*** Opening of Data in this exercise ***
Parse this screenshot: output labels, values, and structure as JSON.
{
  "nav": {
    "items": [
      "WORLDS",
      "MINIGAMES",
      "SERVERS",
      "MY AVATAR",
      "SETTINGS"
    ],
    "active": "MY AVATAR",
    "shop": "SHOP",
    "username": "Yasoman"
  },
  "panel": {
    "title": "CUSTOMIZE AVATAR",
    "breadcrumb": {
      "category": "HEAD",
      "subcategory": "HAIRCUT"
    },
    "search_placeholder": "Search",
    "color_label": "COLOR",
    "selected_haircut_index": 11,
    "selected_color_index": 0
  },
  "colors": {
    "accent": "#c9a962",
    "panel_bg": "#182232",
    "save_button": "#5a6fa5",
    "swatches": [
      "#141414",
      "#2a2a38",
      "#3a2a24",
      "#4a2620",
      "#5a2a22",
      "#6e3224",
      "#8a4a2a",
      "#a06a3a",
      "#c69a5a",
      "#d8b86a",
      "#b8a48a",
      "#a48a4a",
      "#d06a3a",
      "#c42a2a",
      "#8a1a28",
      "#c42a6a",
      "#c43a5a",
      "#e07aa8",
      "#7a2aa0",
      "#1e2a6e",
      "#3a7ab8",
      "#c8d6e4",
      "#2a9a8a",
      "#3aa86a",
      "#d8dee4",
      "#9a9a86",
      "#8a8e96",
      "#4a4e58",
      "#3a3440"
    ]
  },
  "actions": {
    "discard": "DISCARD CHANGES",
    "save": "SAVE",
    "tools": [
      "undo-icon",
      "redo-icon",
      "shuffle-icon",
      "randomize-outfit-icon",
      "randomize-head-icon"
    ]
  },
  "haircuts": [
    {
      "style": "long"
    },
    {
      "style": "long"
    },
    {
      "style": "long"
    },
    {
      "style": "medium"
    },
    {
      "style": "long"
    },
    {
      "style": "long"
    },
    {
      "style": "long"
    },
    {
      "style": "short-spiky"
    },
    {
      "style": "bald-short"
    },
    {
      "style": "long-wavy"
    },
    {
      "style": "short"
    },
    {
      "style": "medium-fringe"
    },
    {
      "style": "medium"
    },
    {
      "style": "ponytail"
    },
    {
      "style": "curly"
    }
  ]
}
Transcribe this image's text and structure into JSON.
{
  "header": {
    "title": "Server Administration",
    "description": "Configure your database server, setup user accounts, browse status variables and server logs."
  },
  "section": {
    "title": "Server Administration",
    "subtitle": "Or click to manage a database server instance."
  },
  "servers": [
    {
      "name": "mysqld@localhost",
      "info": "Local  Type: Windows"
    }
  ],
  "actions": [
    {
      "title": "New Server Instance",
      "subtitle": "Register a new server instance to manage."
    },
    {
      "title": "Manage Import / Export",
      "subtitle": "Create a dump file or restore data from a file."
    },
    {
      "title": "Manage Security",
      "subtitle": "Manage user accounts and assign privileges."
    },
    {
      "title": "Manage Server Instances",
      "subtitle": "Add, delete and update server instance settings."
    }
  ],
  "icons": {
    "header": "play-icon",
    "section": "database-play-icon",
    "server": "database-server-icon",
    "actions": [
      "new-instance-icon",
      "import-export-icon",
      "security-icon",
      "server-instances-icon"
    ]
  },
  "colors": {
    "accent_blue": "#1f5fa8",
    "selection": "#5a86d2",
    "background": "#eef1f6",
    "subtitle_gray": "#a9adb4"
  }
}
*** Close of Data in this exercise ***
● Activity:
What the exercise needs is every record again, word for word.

● Result of the exercise:
Parse this screenshot: output labels, values, and structure as JSON.
{
  "nav": {
    "items": [
      "WORLDS",
      "MINIGAMES",
      "SERVERS",
      "MY AVATAR",
      "SETTINGS"
    ],
    "active": "MY AVATAR",
    "shop": "SHOP",
    "username": "Yasoman"
  },
  "panel": {
    "title": "CUSTOMIZE AVATAR",
    "breadcrumb": {
      "category": "HEAD",
      "subcategory": "HAIRCUT"
    },
    "search_placeholder": "Search",
    "color_label": "COLOR",
    "selected_haircut_index": 11,
    "selected_color_index": 0
  },
  "colors": {
    "accent": "#c9a962",
    "panel_bg": "#182232",
    "save_button": "#5a6fa5",
    "swatches": [
      "#141414",
      "#2a2a38",
      "#3a2a24",
      "#4a2620",
      "#5a2a22",
      "#6e3224",
      "#8a4a2a",
      "#a06a3a",
      "#c69a5a",
      "#d8b86a",
      "#b8a48a",
      "#a48a4a",
      "#d06a3a",
      "#c42a2a",
      "#8a1a28",
      "#c42a6a",
      "#c43a5a",
      "#e07aa8",
      "#7a2aa0",
      "#1e2a6e",
      "#3a7ab8",
      "#c8d6e4",
      "#2a9a8a",
      "#3aa86a",
      "#d8dee4",
      "#9a9a86",
      "#8a8e96",
      "#4a4e58",
      "#3a3440"
    ]
  },
  "actions": {
    "discard": "DISCARD CHANGES",
    "save": "SAVE",
    "tools": [
      "undo-icon",
      "redo-icon",
      "shuffle-icon",
      "randomize-outfit-icon",
      "randomize-head-icon"
    ]
  },
  "haircuts": [
    {
      "style": "long"
    },
    {
      "style": "long"
    },
    {
      "style": "long"
    },
    {
      "style": "medium"
    },
    {
      "style": "long"
    },
    {
      "style": "long"
    },
    {
      "style": "long"
    },
    {
      "style": "short-spiky"
    },
    {
      "style": "bald-short"
    },
    {
      "style": "long-wavy"
    },
    {
      "style": "short"
    },
    {
      "style": "medium-fringe"
    },
    {
      "style": "medium"
    },
    {
      "style": "ponytail"
    },
    {
      "style": "curly"
    }
  ]
}
Transcribe this image's text and structure into JSON.
{
  "header": {
    "title": "Server Administration",
    "description": "Configure your database server, setup user accounts, browse status variables and server logs."
  },
  "section": {
    "title": "Server Administration",
    "subtitle": "Or click to manage a database server instance."
  },
  "servers": [
    {
      "name": "mysqld@localhost",
      "info": "Local  Type: Windows"
    }
  ],
  "actions": [
    {
      "title": "New Server Instance",
      "subtitle": "Register a new server instance to manage."
    },
    {
      "title": "Manage Import / Export",
      "subtitle": "Create a dump file or restore data from a file."
    },
    {
      "title": "Manage Security",
      "subtitle": "Manage user accounts and assign privileges."
    },
    {
      "title": "Manage Server Instances",
      "subtitle": "Add, delete and update server instance settings."
    }
  ],
  "icons": {
    "header": "play-icon",
    "section": "database-play-icon",
    "server": "database-server-icon",
    "actions": [
      "new-instance-icon",
      "import-export-icon",
      "security-icon",
      "server-instances-icon"
    ]
  },
  "colors": {
    "accent_blue": "#1f5fa8",
    "selection": "#5a86d2",
    "background": "#eef1f6",
    "subtitle_gray": "#a9adb4"
  }
}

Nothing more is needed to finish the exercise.